4am came just a few short hours later and we were driving out to Yosemite Valley in darkness, trying to get a 6am start on the trail. We missed it by a bit, but were on the trail before 7am, headed up to the first landmark of the day, Vernal Falls.

Early summer is when the waterfalls in the Sierras reach their peak, as snowmelt from the higher elevations swells the rivers and sends torrents of water thundering down the cascades. I’ve seen Lower Yosemite Falls in late summer, when it has slowed to barely a trickle, but I have never seen Vernal Falls at the beginning of summer, when it’s at its peak. This year’s snowpack across California was closest to the largest amount on record, which contributed to the end of our years-long drought. I don’t know if the massive snowpack was partially responsible for the state of Vernal Falls when we hiked, but we may as well have been swimming. My hiking camera—a nifty little mirrorless Sony a6000—is not weather-sealed, and I did not dare take a photo of the actual waterfall lest it drown in the incredible amount of spray coming off the falls. The trail may be called Mist Trail, but this day it may have been better termed Thundering Deluge of Bitingly Cold Wall of Water Trail. It was invigorating.

Vernal Falls Trail

| the line of hikers ascends the stone steps of Vernal Falls trail in a deluge of spray. |

After passing the falls, the number of hikers on the trail lessened a bit, and we continued onward towards the next big landmark on the trail, Nevada Falls. The trail doesn’t go quite as close to Nevada Falls as it does to Vernal and we were able to continue to dry out as we passed these falls.

Nevada Falls
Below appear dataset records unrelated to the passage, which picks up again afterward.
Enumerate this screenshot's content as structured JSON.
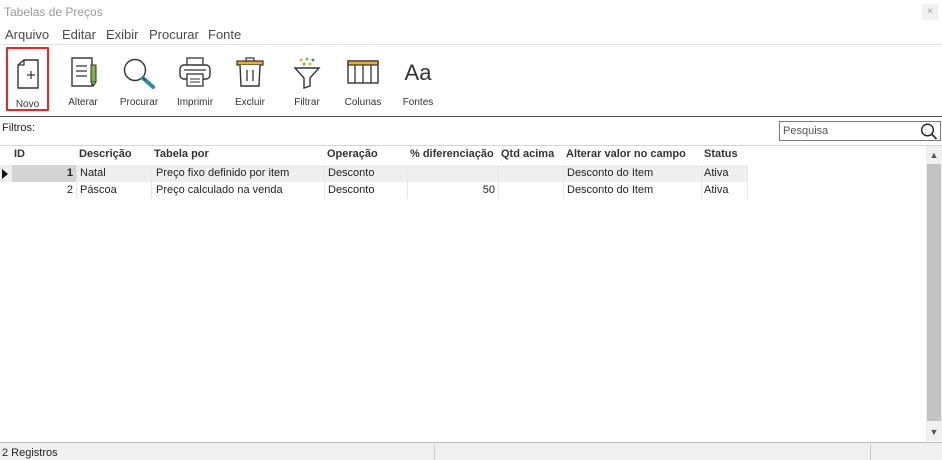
{
  "window": {
    "title": "Tabelas de Preços",
    "close_glyph": "×"
  },
  "menu": [
    "Arquivo",
    "Editar",
    "Exibir",
    "Procurar",
    "Fonte"
  ],
  "toolbar": {
    "novo": "Novo",
    "alterar": "Alterar",
    "procurar": "Procurar",
    "imprimir": "Imprimir",
    "excluir": "Excluir",
    "filtrar": "Filtrar",
    "colunas": "Colunas",
    "fontes": "Fontes",
    "fontes_glyph": "Aa",
    "accent_color": "#e5262b"
  },
  "filters": {
    "label": "Filtros:",
    "search_placeholder": "Pesquisa"
  },
  "table": {
    "columns": [
      "ID",
      "Descrição",
      "Tabela por",
      "Operação",
      "% diferenciação",
      "Qtd acima",
      "Alterar valor no campo",
      "Status"
    ],
    "rows": [
      {
        "id": "1",
        "descricao": "Natal",
        "tabela_por": "Preço fixo definido por item",
        "operacao": "Desconto",
        "diferenciacao": "",
        "qtd_acima": "",
        "alterar_valor": "Desconto do Item",
        "status": "Ativa"
      },
      {
        "id": "2",
        "descricao": "Páscoa",
        "tabela_por": "Preço calculado na venda",
        "operacao": "Desconto",
        "diferenciacao": "50",
        "qtd_acima": "",
        "alterar_valor": "Desconto do Item",
        "status": "Ativa"
      }
    ]
  },
  "scroll": {
    "up_glyph": "▲",
    "down_glyph": "▼"
  },
  "status": {
    "records": "2 Registros"
  }
}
| Nevada Falls, Jeanne for scale. |

After passing Nevada Falls, the number of hikers thinned out even more, so we were no longer hiking in a line-up of people and felt more like we had entered the wilderness. The trail followed along the serene Merced River, through dappled sunlight under the shadow of old-growth sequoias, with occasional glimpses of the panoramic valley below and bursts of yellow Sierra butterweed and other colorful wildflowers.

We rounded a bend and came across a ranger standing in the trail, and finally got the chance to show off our hard-earned permit and identification. It was rather anti-climactic, but we had no time to dwell on it as it was already afternoon and we had a lot of steep uphill hiking ahead.
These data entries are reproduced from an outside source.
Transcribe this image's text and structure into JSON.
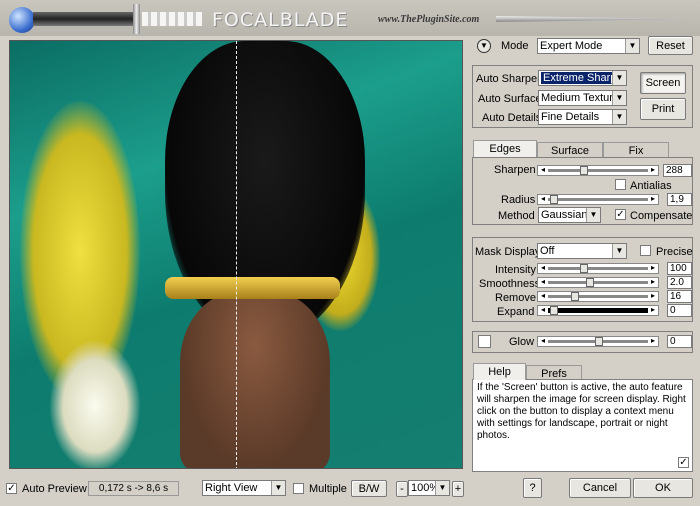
{
  "header": {
    "logo": "FOCALBLADE",
    "site": "www.ThePluginSite.com"
  },
  "mode": {
    "label": "Mode",
    "value": "Expert Mode",
    "reset": "Reset"
  },
  "auto": {
    "sharpen_label": "Auto Sharpen",
    "sharpen_value": "Extreme Sharp",
    "surface_label": "Auto Surface",
    "surface_value": "Medium Texturec",
    "details_label": "Auto Details",
    "details_value": "Fine Details",
    "screen": "Screen",
    "print": "Print"
  },
  "tabs1": [
    "Edges",
    "Surface",
    "Fix"
  ],
  "edges": {
    "sharpen_label": "Sharpen",
    "sharpen_value": "288",
    "antialias": "Antialias",
    "radius_label": "Radius",
    "radius_value": "1,9",
    "method_label": "Method",
    "method_value": "Gaussian",
    "compensate": "Compensate"
  },
  "mask": {
    "display_label": "Mask Display",
    "display_value": "Off",
    "precise": "Precise",
    "intensity_label": "Intensity",
    "intensity_value": "100",
    "smoothness_label": "Smoothness",
    "smoothness_value": "2.0",
    "remove_label": "Remove",
    "remove_value": "16",
    "expand_label": "Expand",
    "expand_value": "0"
  },
  "glow": {
    "label": "Glow",
    "value": "0"
  },
  "tabs2": [
    "Help",
    "Prefs"
  ],
  "help_text": "If the 'Screen' button is active, the auto feature will sharpen the image for screen display. Right click on the button to display a context menu with settings for landscape, portrait or night photos.",
  "footer": {
    "auto_preview": "Auto Preview",
    "timing": "0,172 s -> 8,6 s",
    "view": "Right View",
    "multiple": "Multiple",
    "bw": "B/W",
    "minus": "-",
    "zoom": "100%",
    "plus": "+",
    "help": "?",
    "cancel": "Cancel",
    "ok": "OK"
  },
  "colors": {
    "accent": "#0a246a",
    "bg": "#d4d0c8",
    "green": "#0f8a7a",
    "yellow": "#e8d020"
  }
}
We eventually reached the Sub-Dome, a smaller dome before the main peak of Half Dome where the trail turns into steep granite steps carved into the side of the rock. This seemed to go on forever, but we finally crested the Sub-Dome and got our first glimpse of the final summit.
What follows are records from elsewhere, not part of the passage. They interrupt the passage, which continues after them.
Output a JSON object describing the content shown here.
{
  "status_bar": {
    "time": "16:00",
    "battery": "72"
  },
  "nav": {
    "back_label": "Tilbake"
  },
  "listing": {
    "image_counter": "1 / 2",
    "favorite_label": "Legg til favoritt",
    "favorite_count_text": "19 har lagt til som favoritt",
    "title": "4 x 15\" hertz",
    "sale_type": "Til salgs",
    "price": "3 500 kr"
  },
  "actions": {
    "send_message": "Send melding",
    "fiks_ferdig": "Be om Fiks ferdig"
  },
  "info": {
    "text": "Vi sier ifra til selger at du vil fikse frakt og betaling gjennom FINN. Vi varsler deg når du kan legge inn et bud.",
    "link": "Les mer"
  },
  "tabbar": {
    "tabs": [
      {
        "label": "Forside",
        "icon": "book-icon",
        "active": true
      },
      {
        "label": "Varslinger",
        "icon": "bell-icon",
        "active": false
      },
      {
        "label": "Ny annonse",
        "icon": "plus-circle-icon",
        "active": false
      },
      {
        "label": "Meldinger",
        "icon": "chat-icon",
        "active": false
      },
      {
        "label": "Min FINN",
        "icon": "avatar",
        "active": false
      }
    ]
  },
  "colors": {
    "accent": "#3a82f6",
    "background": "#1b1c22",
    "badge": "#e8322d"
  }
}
Half Dome Cables

| the infamous cables for the last 400 foot ascent up the dome. |

We reached the base of the cables around 3:30 pm, before our turnaround time but later than planned, although we were prepared to be hiking back in the dark. As we had been slower than most other hikers—thanks mostly to my strict graduate school workout regimen of sitting on a computer for 18 hours a day and occasionally exercising my abdominals via uncontrolled crying—we got to enjoy the summit mostly to ourselves.

View from Half Dome Summit

| land of granite domes. |

After drinking in the breathtaking views of the valley below for as long as possible, it was time to head back down the mountain to cover as much ground as we could before dark. We had brought headlamps, but better to get a move-on. Plus, several parts of the trail near the waterfalls were dangerously slippery. I realized a few miles before the end of the trail that I had a hunk of salami in my pocket (my go-to trail breakfast), and we quickly formulated a plan to hurl it as far as we could away from us should we be charged by a hungry bear. We also triggered a camera trap somewhere on the trail near Vernal Falls, so there is probably a spooky picture of exhausted Jeanne and me somewhere in some researcher’s dataset.

Half Dome Panorama

| panorama from base of cables to Half Dome summit, June 2017. click to enlarge. |

Car to car, we hiked 30 miles over 13-ish hours. A day for the record books.